That chill in the air means it takes longer for the engine to reach its optimum temperature, where it’s at its most fuel efficient. This is more of an issue on short trips; when you nip to the shops and back, your car can spend most of the trip at less-than-ideal temperatures.
To combat this, try to combine trips so you’re not driving with a cold engine so often. If you can, it’s also a good idea to park your car in a garage or any place that’s warmer than outdoors. That way, you’re starting off from a warmer temperature when you fire up the engine.

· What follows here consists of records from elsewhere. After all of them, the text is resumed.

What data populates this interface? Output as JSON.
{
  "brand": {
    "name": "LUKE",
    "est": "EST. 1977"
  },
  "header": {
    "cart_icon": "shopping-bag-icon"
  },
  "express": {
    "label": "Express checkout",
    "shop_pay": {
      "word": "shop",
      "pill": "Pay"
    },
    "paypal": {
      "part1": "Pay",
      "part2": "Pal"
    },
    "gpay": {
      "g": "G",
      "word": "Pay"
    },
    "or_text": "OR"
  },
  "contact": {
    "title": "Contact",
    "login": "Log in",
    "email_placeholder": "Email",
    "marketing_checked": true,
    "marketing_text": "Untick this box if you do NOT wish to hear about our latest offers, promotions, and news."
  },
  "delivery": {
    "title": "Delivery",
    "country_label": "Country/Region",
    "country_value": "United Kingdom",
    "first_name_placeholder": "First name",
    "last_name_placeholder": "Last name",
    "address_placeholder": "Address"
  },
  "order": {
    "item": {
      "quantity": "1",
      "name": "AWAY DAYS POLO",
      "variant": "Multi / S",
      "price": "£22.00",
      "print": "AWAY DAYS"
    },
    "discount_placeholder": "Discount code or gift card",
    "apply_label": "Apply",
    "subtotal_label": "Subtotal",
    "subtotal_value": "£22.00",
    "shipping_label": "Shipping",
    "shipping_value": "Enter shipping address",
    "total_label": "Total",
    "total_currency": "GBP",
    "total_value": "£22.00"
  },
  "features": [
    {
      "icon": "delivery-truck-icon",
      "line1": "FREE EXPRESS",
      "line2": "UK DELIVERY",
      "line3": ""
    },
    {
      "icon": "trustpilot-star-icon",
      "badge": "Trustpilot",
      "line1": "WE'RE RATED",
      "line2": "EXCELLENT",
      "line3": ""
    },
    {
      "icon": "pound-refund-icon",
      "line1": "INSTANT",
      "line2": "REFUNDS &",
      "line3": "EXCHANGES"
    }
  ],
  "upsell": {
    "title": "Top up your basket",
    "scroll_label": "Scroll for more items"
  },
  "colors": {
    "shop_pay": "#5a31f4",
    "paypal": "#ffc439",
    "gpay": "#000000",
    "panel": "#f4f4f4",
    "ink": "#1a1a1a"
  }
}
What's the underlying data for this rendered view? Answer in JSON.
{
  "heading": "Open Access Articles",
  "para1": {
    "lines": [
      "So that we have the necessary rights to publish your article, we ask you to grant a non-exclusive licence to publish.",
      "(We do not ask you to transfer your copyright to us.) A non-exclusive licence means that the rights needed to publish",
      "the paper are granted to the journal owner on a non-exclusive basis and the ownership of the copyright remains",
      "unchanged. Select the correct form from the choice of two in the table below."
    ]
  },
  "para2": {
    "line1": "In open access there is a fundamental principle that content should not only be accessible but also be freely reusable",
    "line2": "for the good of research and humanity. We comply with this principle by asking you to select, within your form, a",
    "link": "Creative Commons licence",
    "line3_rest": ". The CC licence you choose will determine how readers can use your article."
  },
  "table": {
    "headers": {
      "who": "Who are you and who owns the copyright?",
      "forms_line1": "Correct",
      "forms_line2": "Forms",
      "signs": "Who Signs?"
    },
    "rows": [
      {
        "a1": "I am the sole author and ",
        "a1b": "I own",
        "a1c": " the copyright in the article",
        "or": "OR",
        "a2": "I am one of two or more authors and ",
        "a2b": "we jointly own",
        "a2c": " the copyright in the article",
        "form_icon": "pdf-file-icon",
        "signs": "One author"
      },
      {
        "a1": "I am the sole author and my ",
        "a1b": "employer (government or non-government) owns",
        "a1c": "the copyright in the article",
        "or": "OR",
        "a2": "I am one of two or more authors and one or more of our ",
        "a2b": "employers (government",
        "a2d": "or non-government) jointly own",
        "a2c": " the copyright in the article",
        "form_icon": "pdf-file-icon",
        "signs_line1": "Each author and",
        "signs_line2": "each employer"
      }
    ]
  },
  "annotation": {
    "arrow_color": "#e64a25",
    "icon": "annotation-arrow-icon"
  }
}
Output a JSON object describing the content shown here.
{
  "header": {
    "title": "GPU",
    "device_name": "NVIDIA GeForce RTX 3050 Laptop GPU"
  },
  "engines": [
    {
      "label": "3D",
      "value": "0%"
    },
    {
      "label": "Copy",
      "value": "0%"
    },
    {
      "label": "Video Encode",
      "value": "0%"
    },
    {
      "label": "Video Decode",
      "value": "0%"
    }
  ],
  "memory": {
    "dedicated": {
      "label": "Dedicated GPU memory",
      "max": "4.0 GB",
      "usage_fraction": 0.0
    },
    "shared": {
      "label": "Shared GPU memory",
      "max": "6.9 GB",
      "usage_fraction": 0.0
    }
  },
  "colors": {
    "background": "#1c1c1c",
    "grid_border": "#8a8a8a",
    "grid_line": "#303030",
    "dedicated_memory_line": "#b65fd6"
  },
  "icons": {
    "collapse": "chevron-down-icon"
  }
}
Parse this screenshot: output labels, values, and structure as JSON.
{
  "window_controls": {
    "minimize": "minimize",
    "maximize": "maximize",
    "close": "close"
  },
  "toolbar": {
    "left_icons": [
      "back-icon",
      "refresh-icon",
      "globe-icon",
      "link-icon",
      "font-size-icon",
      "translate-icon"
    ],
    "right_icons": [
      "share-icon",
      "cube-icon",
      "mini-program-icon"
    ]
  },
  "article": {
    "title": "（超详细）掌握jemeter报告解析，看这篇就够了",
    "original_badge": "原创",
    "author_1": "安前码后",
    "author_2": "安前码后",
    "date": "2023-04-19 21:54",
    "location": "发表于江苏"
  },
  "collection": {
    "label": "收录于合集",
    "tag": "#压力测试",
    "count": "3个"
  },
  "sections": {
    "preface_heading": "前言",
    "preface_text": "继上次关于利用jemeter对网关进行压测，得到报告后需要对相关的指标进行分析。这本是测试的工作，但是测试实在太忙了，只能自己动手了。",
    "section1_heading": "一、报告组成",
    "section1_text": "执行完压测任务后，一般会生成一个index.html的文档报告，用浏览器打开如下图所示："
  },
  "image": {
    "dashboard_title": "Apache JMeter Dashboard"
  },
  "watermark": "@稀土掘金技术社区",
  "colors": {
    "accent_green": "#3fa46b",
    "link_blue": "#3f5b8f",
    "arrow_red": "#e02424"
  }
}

If you’re really keen to save on fuel, wrap up warm and head to the corner store on foot instead – it’ll help you stay healthy, too.
Don’t be (too) idle
Knowing that your car takes time to reach its most fuel-efficient temperature, should you spend time (and petrol) warming up your vehicle before driving?
It turns out that modern vehicles are pretty good at coping with cooler temperatures and warming themselves up as you drive, so there’s no need to leave your engine idling for half an hour while you have breakfast. Also remember that New Zealand’s climate is pretty mild, so idling for a long time is unnecessary.
Having said that, on cold days it’s a good idea to let the engine run for 30 seconds or so before driving off. This lets the oil get warm so it can lubricate those moving parts more easily.
Plus, it takes a little while for the heater to kick into gear, so you may as well use the time to warm up your icy hands before you need to put them on the steering wheel.
Go easy on the heating
This one’s fairly obvious, but it’s worth mentioning since it can make a big difference. Use defrosters and heating when necessary, but if you want to save on petrol, make a point not to over-indulge.
Ask yourself if your car temperature really needs to be so balmy you can happily ditch the coat and drive along in your T-shirt. Those seat warmers are nice, but why not save them for just the coldest days, when you can really appreciate them?
Check your tyres
Tyre pressure drops in colder temperatures, which increases rolling resistance and means your car needs to use petrol more quickly.
To improve your fuel economy, check your tyre pressure regularly and make sure there’s plenty of tread. This is also important for safety, especially when the roads are wet or slippery. Fuel efficient tyres can also help you save money on petrol, in any weather.
It can be tempting to store three winter coats in the back seat for ‘emergencies’, but excess weight will mean your car has to use more fuel to lug it around. So clean up your act and make sure you’re only carrying what you need.
To keep your car running well in cold weather, try these tips to winter-proof your vehicle.